PROVIDED DATA Start Marker

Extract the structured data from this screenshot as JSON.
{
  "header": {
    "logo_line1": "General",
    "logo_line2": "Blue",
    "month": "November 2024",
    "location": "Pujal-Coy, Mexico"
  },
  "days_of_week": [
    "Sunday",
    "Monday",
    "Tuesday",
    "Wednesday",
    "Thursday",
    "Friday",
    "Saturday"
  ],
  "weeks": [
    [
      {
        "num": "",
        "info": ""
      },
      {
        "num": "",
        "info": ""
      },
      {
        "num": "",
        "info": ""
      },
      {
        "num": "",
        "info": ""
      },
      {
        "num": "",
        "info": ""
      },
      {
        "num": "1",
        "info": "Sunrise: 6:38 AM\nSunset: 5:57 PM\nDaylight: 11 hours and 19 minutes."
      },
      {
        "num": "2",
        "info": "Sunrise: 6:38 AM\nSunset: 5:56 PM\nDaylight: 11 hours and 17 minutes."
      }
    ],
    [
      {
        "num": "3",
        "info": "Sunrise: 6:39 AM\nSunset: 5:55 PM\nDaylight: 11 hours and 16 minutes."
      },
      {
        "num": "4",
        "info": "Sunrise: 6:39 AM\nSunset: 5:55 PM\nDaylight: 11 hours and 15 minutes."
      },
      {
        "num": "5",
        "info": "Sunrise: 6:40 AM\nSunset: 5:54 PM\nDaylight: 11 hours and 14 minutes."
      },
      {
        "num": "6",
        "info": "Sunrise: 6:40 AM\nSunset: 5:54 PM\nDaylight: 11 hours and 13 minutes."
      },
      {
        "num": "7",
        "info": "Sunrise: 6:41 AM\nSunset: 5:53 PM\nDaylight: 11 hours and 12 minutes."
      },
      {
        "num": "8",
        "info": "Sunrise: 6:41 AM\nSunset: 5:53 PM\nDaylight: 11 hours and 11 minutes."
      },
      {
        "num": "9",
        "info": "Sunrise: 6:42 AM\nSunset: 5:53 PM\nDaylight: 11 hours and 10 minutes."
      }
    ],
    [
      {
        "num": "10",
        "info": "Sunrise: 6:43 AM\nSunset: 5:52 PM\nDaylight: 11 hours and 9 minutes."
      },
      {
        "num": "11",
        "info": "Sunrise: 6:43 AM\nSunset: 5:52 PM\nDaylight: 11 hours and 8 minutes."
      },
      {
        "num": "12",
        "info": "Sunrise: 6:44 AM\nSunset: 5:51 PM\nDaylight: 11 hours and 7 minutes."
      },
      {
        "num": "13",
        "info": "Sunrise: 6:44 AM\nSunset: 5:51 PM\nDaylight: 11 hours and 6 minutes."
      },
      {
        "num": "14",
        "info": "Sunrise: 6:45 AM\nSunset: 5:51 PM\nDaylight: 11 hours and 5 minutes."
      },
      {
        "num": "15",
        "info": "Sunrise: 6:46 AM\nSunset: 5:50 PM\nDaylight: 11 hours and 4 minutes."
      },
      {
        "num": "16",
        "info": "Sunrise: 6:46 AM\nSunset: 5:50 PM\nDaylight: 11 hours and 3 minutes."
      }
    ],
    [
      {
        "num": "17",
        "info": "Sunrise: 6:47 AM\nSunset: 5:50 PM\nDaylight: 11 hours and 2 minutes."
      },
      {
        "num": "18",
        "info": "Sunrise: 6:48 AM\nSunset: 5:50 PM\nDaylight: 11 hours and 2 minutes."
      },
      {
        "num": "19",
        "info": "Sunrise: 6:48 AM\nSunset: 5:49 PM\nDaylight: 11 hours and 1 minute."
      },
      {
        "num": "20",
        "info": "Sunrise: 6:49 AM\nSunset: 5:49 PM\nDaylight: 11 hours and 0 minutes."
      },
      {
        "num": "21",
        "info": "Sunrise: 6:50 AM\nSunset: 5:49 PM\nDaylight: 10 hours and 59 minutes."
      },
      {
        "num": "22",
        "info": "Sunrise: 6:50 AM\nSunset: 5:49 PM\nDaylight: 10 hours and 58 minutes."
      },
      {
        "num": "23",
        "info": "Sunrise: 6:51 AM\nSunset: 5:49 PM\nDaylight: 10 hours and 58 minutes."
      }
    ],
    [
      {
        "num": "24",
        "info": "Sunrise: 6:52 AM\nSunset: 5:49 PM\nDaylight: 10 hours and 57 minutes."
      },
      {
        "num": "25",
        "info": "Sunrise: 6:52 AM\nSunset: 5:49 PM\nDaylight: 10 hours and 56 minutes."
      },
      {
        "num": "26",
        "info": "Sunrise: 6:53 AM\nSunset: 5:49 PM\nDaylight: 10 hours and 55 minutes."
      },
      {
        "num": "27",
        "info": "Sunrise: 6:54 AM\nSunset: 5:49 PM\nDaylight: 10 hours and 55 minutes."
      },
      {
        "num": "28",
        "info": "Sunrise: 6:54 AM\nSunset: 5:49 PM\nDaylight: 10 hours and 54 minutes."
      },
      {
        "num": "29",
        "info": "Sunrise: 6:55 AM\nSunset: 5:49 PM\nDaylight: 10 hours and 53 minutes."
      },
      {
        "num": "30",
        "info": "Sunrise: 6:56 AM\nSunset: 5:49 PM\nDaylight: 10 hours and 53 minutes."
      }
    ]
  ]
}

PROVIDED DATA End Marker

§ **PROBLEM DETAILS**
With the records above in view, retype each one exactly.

§ **EXERCISE RESPONSE**
Extract the structured data from this screenshot as JSON.
{
  "header": {
    "logo_line1": "General",
    "logo_line2": "Blue",
    "month": "November 2024",
    "location": "Pujal-Coy, Mexico"
  },
  "days_of_week": [
    "Sunday",
    "Monday",
    "Tuesday",
    "Wednesday",
    "Thursday",
    "Friday",
    "Saturday"
  ],
  "weeks": [
    [
      {
        "num": "",
        "info": ""
      },
      {
        "num": "",
        "info": ""
      },
      {
        "num": "",
        "info": ""
      },
      {
        "num": "",
        "info": ""
      },
      {
        "num": "",
        "info": ""
      },
      {
        "num": "1",
        "info": "Sunrise: 6:38 AM\nSunset: 5:57 PM\nDaylight: 11 hours and 19 minutes."
      },
      {
        "num": "2",
        "info": "Sunrise: 6:38 AM\nSunset: 5:56 PM\nDaylight: 11 hours and 17 minutes."
      }
    ],
    [
      {
        "num": "3",
        "info": "Sunrise: 6:39 AM\nSunset: 5:55 PM\nDaylight: 11 hours and 16 minutes."
      },
      {
        "num": "4",
        "info": "Sunrise: 6:39 AM\nSunset: 5:55 PM\nDaylight: 11 hours and 15 minutes."
      },
      {
        "num": "5",
        "info": "Sunrise: 6:40 AM\nSunset: 5:54 PM\nDaylight: 11 hours and 14 minutes."
      },
      {
        "num": "6",
        "info": "Sunrise: 6:40 AM\nSunset: 5:54 PM\nDaylight: 11 hours and 13 minutes."
      },
      {
        "num": "7",
        "info": "Sunrise: 6:41 AM\nSunset: 5:53 PM\nDaylight: 11 hours and 12 minutes."
      },
      {
        "num": "8",
        "info": "Sunrise: 6:41 AM\nSunset: 5:53 PM\nDaylight: 11 hours and 11 minutes."
      },
      {
        "num": "9",
        "info": "Sunrise: 6:42 AM\nSunset: 5:53 PM\nDaylight: 11 hours and 10 minutes."
      }
    ],
    [
      {
        "num": "10",
        "info": "Sunrise: 6:43 AM\nSunset: 5:52 PM\nDaylight: 11 hours and 9 minutes."
      },
      {
        "num": "11",
        "info": "Sunrise: 6:43 AM\nSunset: 5:52 PM\nDaylight: 11 hours and 8 minutes."
      },
      {
        "num": "12",
        "info": "Sunrise: 6:44 AM\nSunset: 5:51 PM\nDaylight: 11 hours and 7 minutes."
      },
      {
        "num": "13",
        "info": "Sunrise: 6:44 AM\nSunset: 5:51 PM\nDaylight: 11 hours and 6 minutes."
      },
      {
        "num": "14",
        "info": "Sunrise: 6:45 AM\nSunset: 5:51 PM\nDaylight: 11 hours and 5 minutes."
      },
      {
        "num": "15",
        "info": "Sunrise: 6:46 AM\nSunset: 5:50 PM\nDaylight: 11 hours and 4 minutes."
      },
      {
        "num": "16",
        "info": "Sunrise: 6:46 AM\nSunset: 5:50 PM\nDaylight: 11 hours and 3 minutes."
      }
    ],
    [
      {
        "num": "17",
        "info": "Sunrise: 6:47 AM\nSunset: 5:50 PM\nDaylight: 11 hours and 2 minutes."
      },
      {
        "num": "18",
        "info": "Sunrise: 6:48 AM\nSunset: 5:50 PM\nDaylight: 11 hours and 2 minutes."
      },
      {
        "num": "19",
        "info": "Sunrise: 6:48 AM\nSunset: 5:49 PM\nDaylight: 11 hours and 1 minute."
      },
      {
        "num": "20",
        "info": "Sunrise: 6:49 AM\nSunset: 5:49 PM\nDaylight: 11 hours and 0 minutes."
      },
      {
        "num": "21",
        "info": "Sunrise: 6:50 AM\nSunset: 5:49 PM\nDaylight: 10 hours and 59 minutes."
      },
      {
        "num": "22",
        "info": "Sunrise: 6:50 AM\nSunset: 5:49 PM\nDaylight: 10 hours and 58 minutes."
      },
      {
        "num": "23",
        "info": "Sunrise: 6:51 AM\nSunset: 5:49 PM\nDaylight: 10 hours and 58 minutes."
      }
    ],
    [
      {
        "num": "24",
        "info": "Sunrise: 6:52 AM\nSunset: 5:49 PM\nDaylight: 10 hours and 57 minutes."
      },
      {
        "num": "25",
        "info": "Sunrise: 6:52 AM\nSunset: 5:49 PM\nDaylight: 10 hours and 56 minutes."
      },
      {
        "num": "26",
        "info": "Sunrise: 6:53 AM\nSunset: 5:49 PM\nDaylight: 10 hours and 55 minutes."
      },
      {
        "num": "27",
        "info": "Sunrise: 6:54 AM\nSunset: 5:49 PM\nDaylight: 10 hours and 55 minutes."
      },
      {
        "num": "28",
        "info": "Sunrise: 6:54 AM\nSunset: 5:49 PM\nDaylight: 10 hours and 54 minutes."
      },
      {
        "num": "29",
        "info": "Sunrise: 6:55 AM\nSunset: 5:49 PM\nDaylight: 10 hours and 53 minutes."
      },
      {
        "num": "30",
        "info": "Sunrise: 6:56 AM\nSunset: 5:49 PM\nDaylight: 10 hours and 53 minutes."
      }
    ]
  ]
}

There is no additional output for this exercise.